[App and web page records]
::::
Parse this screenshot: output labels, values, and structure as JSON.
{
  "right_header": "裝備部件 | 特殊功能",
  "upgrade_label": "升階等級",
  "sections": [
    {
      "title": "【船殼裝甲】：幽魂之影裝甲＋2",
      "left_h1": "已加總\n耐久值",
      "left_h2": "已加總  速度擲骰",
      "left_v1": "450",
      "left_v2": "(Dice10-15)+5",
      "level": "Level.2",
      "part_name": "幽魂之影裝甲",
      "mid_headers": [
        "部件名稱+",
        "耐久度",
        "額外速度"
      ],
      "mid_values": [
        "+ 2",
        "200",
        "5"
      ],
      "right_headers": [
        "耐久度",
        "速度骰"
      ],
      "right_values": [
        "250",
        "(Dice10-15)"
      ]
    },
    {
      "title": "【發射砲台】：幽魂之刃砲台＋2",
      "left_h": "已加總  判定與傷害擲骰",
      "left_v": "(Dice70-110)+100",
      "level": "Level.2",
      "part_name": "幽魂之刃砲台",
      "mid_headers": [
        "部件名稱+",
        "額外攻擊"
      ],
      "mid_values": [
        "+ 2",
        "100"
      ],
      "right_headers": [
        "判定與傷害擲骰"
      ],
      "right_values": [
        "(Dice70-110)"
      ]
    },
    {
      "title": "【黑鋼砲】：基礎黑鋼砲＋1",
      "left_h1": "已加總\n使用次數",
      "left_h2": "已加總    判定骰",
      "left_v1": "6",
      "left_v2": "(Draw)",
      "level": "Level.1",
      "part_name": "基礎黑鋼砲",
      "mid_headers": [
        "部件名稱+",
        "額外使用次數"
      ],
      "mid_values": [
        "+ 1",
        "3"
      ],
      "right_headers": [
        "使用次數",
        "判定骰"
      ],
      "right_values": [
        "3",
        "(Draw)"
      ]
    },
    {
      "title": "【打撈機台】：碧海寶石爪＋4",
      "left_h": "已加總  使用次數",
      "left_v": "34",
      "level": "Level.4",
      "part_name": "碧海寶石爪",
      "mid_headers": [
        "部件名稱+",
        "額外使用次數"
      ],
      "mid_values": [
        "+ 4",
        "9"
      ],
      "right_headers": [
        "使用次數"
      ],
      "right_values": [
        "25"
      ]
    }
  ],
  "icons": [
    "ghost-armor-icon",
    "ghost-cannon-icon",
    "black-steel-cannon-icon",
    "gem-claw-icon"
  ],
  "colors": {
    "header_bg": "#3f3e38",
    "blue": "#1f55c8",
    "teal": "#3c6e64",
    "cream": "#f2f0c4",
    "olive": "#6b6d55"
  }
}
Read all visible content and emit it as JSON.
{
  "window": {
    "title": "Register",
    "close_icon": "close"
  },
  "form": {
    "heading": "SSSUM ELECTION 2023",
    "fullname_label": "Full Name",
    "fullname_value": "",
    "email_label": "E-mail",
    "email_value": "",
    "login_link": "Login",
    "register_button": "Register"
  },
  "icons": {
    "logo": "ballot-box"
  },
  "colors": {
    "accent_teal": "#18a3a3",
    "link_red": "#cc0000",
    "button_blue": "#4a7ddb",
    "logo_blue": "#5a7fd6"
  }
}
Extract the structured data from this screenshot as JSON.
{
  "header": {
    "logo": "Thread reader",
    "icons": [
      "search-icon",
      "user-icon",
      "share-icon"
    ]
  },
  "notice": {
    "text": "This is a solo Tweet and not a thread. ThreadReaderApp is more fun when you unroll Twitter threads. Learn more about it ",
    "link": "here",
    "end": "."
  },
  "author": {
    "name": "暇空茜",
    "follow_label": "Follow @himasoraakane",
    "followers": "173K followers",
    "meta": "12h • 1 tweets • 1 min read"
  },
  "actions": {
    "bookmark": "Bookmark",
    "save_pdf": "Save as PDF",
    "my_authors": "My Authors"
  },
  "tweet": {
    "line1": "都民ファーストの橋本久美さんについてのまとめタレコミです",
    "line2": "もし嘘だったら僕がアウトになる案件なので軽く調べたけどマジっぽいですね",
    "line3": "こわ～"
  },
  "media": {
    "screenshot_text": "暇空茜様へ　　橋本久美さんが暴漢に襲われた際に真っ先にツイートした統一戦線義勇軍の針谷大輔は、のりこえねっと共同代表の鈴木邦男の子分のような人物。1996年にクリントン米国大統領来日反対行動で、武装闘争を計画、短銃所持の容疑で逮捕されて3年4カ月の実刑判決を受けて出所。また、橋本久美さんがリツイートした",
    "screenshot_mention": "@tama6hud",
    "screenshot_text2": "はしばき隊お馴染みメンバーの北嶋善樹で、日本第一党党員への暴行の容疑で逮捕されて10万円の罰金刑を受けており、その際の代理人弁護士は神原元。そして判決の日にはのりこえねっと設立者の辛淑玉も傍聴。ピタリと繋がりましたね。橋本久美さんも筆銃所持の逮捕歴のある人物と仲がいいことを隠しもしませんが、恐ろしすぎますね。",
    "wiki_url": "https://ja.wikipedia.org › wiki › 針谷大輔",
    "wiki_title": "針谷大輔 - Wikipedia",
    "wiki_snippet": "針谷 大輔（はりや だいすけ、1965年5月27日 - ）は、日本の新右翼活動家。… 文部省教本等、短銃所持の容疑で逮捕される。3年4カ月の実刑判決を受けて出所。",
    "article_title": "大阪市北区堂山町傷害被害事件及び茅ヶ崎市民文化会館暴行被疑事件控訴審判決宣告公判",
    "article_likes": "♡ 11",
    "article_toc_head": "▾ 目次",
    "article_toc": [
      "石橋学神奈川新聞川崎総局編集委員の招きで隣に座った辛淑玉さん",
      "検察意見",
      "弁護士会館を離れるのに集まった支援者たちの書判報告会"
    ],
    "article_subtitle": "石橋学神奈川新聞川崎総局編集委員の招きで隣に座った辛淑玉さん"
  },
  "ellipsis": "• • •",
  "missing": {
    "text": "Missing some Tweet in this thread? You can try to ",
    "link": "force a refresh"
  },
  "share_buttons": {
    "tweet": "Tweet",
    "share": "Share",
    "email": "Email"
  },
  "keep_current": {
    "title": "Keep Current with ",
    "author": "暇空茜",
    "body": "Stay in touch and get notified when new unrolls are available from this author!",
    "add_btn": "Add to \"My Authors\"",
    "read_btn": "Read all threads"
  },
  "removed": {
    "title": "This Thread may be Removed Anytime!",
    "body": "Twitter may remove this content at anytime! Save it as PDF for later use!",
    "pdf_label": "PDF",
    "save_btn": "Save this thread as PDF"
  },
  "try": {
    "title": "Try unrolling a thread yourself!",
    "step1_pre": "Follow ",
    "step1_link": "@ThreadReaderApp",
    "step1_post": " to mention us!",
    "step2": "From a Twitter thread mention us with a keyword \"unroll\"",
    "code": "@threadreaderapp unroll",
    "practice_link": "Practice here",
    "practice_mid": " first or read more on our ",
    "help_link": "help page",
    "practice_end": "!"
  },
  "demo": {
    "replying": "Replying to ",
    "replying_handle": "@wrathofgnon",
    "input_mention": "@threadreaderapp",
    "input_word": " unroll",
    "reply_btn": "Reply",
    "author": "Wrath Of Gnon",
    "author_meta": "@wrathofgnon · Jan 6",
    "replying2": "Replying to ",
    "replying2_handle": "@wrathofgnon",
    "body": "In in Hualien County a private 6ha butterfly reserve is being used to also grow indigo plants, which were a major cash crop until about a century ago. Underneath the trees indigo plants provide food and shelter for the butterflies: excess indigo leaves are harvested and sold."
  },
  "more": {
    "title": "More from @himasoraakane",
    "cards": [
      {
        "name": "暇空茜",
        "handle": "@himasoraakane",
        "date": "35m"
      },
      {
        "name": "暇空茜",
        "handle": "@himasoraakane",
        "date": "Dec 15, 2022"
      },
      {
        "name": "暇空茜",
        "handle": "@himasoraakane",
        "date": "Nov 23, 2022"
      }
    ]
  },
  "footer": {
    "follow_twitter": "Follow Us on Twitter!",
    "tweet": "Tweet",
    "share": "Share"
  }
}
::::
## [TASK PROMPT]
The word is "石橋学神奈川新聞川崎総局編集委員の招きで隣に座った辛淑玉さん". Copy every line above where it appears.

## [TASK RESPONSE]
      "石橋学神奈川新聞川崎総局編集委員の招きで隣に座った辛淑玉さん",
    "article_subtitle": "石橋学神奈川新聞川崎総局編集委員の招きで隣に座った辛淑玉さん"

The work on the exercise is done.